Because of the wide range of nationalities and languages among the players, not to mention the influence of agents, Levinstein said, organizing would be a Herculean task.
Kessler, the NFLPA outside counsel advising the WTA board of director player representatives, said another issue is culturally the tennis tours were started by players, and many of the tournament owners are former players. The PGA Tour, he continued, is riper for organizing because there the players are not represented on the board of directors, unlike the WTA’s and ATP’s.
Including pension benefits, the PGA Tour awards roughly 50 percent of its revenue to players, according to the group’s tax return. Calculating how much of the revenue of golf’s Slams goes to players is difficult because other than the Masters, the events move between courses, changing, sometimes dramatically, each contest’s revenue total. However, like in tennis, these Slams award far less as a percent of revenue than Tour events, arguing like their tennis peers that much of their proceeds are required to expand the game.
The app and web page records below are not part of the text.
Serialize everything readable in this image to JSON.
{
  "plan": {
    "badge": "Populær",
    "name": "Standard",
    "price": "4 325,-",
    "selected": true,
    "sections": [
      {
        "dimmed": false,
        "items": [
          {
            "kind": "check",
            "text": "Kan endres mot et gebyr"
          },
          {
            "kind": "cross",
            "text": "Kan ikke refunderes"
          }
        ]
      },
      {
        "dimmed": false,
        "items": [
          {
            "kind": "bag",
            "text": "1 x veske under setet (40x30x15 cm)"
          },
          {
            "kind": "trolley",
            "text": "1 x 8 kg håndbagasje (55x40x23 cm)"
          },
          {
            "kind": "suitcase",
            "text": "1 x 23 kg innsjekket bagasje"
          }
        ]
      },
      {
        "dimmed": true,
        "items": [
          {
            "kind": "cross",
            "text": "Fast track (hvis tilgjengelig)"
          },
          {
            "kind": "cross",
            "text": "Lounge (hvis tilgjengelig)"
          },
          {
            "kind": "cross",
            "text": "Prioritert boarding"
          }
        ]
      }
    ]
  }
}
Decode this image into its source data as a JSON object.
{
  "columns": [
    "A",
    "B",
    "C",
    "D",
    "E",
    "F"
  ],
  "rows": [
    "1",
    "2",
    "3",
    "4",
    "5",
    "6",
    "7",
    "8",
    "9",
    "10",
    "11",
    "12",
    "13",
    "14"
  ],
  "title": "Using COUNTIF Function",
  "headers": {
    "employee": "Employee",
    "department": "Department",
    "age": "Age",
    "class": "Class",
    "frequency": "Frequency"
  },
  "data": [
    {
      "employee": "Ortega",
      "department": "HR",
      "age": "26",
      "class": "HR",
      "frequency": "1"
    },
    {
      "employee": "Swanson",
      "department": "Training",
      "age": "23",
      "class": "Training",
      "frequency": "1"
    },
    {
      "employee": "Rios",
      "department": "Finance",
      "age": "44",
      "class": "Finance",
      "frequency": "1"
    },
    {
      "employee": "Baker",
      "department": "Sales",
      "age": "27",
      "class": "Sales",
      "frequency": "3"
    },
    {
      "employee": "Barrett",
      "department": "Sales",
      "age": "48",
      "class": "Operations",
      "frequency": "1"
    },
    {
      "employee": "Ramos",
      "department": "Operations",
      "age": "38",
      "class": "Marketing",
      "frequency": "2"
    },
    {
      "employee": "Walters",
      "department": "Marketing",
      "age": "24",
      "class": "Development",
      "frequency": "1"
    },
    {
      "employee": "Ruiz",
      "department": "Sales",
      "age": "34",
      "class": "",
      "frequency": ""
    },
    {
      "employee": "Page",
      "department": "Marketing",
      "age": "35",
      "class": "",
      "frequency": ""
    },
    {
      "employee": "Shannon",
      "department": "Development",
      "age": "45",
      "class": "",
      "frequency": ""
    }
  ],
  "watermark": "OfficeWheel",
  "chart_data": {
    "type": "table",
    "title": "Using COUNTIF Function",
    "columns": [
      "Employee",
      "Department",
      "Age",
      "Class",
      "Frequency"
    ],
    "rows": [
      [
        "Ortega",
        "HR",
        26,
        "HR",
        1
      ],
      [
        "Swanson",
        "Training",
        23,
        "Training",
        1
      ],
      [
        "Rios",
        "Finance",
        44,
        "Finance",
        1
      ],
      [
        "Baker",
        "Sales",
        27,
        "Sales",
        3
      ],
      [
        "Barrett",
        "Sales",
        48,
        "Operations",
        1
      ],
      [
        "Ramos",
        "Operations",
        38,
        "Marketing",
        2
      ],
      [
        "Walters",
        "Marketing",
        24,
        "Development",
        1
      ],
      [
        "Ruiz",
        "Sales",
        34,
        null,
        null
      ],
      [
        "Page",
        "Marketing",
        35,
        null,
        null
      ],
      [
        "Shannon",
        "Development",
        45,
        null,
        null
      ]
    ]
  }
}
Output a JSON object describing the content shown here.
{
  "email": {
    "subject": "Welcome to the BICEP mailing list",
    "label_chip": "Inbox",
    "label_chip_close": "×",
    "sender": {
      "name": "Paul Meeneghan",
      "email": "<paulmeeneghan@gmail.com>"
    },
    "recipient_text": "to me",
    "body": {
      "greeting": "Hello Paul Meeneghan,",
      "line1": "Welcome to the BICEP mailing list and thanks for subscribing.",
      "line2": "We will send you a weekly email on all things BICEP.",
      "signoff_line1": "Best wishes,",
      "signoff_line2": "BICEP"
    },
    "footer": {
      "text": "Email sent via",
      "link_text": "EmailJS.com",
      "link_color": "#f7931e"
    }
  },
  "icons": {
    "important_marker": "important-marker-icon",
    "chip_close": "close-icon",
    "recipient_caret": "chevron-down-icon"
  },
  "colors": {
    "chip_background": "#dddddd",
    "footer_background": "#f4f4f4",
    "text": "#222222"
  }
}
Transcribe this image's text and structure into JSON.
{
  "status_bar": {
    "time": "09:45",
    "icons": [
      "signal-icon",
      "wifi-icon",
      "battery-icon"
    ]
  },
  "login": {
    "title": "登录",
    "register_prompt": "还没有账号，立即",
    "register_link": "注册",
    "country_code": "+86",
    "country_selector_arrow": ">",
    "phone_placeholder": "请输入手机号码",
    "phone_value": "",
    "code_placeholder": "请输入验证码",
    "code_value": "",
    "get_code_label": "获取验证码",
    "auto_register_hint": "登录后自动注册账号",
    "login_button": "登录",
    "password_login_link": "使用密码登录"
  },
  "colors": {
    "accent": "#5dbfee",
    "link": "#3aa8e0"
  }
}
Shortly before he resigned from the ATP, Miles, responding in part to unease with stalled prize money levels, demanded another $50 million from the Slams. The top four events in tennis, far and away the economic and political force in the sport, brushed aside the request.